Non-profit organizations live in a category by themselves. If nothing else, the name gives it away, but that doesn’t mean your non-profit doesn’t share characteristics with its for-profit counterpart. There are plenty of business processes and strategies commonly employed by for-profits that you should look to mirror in your organization. One of those strategies is the use of a CRM. CRMs are as common in sales teams as cold days are in Siberia, and there’s likely some use cases that would apply to your organization.
Let’s take a look at how a CRM can help you manage and grow your non-profit.
Whether it’s with your donors, volunteers, or just a broader audience that you want to stay in touch with, effective communication is just as important as it is difficult. With a growing list of contacts, it feels near impossible to make sure each one of them is receiving the right amount of personalized attention, and while it’s no easy task, making sure this happens is crucial to the health of your organization.
Customer relationship management tools (or constituent relationship management in the non-profit world) are systems that enable you to store a master database of all of your contacts and track all of your interactions with them.
Many CRMs allow you to segment your contacts by any number of factors. This is a valuable function as your donor pool is going to be different from your volunteer pool, and both of those promise to be different from the communities your organization wish to benefit. When you segment your contacts, it becomes much easier to control who sees what.
Learn about tagging to create endless segments of contacts
Emulate a Sales Team
Try as you might, you won’t find a sales team without a CRM and for good reason too. Sales teams don’t just use CRMs to manage contacts, but perhaps more importantly, they track contacts through the sales pipeline. With the visibility into the sales pipeline provided by the CRM, teams can see which prospects are on track to become customers, which could use a little extra push, and which are in danger of being lost forever. Using this info, salespeople strategize how to close those that are inching toward the finish line and win back sales that were just hanging on by a thread.
It may not be a one-for-one comparison, but you can use pipeline tracking for your donors and volunteers the same way a sales team does its customers.
As an example, let’s say you have a landing page with a form on it to be filled out by anybody that visits your website. In addition to basic contact information, you might ask a question on the form that would specify the intent of that visitor. If they select donor, filter them through to the donor pipeline, and you’ll already have a plan in place for how to convert them from a prospective donor to the real deal.
The same principles apply to volunteers, but rather than donating their money, you can think of it as donating their time.
Automate your CRM

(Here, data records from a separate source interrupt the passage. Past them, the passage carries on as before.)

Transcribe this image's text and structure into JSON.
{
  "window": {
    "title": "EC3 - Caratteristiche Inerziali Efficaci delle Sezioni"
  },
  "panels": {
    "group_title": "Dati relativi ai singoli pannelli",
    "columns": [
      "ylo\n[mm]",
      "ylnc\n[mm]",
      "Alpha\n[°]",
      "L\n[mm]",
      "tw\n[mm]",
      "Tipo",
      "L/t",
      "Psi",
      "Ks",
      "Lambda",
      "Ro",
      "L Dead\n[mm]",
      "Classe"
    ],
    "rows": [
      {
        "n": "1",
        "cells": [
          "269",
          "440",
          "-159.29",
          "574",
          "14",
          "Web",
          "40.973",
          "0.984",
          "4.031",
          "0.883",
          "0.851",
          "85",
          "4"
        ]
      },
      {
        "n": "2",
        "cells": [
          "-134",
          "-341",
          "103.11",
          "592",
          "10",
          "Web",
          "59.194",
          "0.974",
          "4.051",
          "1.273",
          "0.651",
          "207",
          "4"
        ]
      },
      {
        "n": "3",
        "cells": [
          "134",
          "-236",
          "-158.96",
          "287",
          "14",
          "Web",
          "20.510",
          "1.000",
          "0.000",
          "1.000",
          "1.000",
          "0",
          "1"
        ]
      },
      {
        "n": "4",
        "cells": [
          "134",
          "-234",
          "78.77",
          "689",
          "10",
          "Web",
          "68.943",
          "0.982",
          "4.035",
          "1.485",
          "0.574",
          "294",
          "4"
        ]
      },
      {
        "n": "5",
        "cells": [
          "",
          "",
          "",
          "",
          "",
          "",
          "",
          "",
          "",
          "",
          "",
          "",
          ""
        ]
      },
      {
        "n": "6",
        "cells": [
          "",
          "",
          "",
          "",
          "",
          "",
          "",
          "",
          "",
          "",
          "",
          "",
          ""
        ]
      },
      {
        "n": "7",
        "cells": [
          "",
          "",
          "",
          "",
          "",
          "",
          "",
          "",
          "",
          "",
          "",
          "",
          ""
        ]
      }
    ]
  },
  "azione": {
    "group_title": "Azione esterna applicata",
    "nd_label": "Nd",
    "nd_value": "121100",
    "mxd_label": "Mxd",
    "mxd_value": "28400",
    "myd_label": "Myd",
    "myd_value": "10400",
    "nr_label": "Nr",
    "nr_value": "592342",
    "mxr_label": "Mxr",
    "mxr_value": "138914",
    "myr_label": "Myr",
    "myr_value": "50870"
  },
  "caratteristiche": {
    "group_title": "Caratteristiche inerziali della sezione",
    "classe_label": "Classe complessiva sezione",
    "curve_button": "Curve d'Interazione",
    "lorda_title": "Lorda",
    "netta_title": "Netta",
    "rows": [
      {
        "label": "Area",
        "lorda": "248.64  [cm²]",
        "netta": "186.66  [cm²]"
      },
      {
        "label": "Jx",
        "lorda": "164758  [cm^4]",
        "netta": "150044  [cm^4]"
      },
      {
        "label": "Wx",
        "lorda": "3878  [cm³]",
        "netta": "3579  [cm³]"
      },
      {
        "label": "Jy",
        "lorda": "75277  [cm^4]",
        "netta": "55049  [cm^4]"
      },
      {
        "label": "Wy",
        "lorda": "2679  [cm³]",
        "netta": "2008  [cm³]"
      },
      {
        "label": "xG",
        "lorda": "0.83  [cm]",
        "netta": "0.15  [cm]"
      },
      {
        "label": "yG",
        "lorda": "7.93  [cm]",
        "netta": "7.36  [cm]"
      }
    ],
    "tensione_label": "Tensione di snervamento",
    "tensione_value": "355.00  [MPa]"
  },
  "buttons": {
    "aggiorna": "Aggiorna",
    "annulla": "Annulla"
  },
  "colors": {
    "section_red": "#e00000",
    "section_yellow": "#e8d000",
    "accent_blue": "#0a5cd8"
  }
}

Between website visits, emails, phone calls, and text messages, tracking all your interactions with your audience threatens to leave your head spinning. The prospect of trying to track all of these in a system may seem like more trouble than it’s worth, and if you had to do it manually, it probably would be.
That’s where automation comes in. ActiveCampaign’s automation capabilities enable you to automatically move contacts through your pipelines. For example, if somebody on your email list doesn’t open any emails for two months, you can configure an automation so that the contact is moved to “at risk” in your pipeline, and you’ll be notified that you need to take steps to reengage the contact. All you need to do is take care of the actual communication. In fact, you can even automate that as well with a personalized email. This functionality saves you loads of time without sacrificing quality of service and communication.
Try ActiveCampaign for free to see how it can help grow your non-profit
Evaluate the Health of Your Non-Profit
When you have all of your contact data in one place, it becomes exponentially easier for you to analyze the success of your initiatives. You can use your CRM to track every single interaction between your organization and a prospect or constituent.
Find out which of your strategies are working and which aren’t, then dump the not-so-successful ones. Optimize your communications so that you’re only sending out ones that garner the desired response.
CRM as a Swiss Army Knife
On the surface, CRMs may appear to be robust versions of simple contact management tools, but they are so much more. When you properly implement a CRM, you unearth an endless mine of business processes and functions that help your non-profit grow. You can effectively turn your CRM into a hub for all donor- and constituent-related activity providing your team with all the information they need to execute your initiatives and raise your organization to the next level.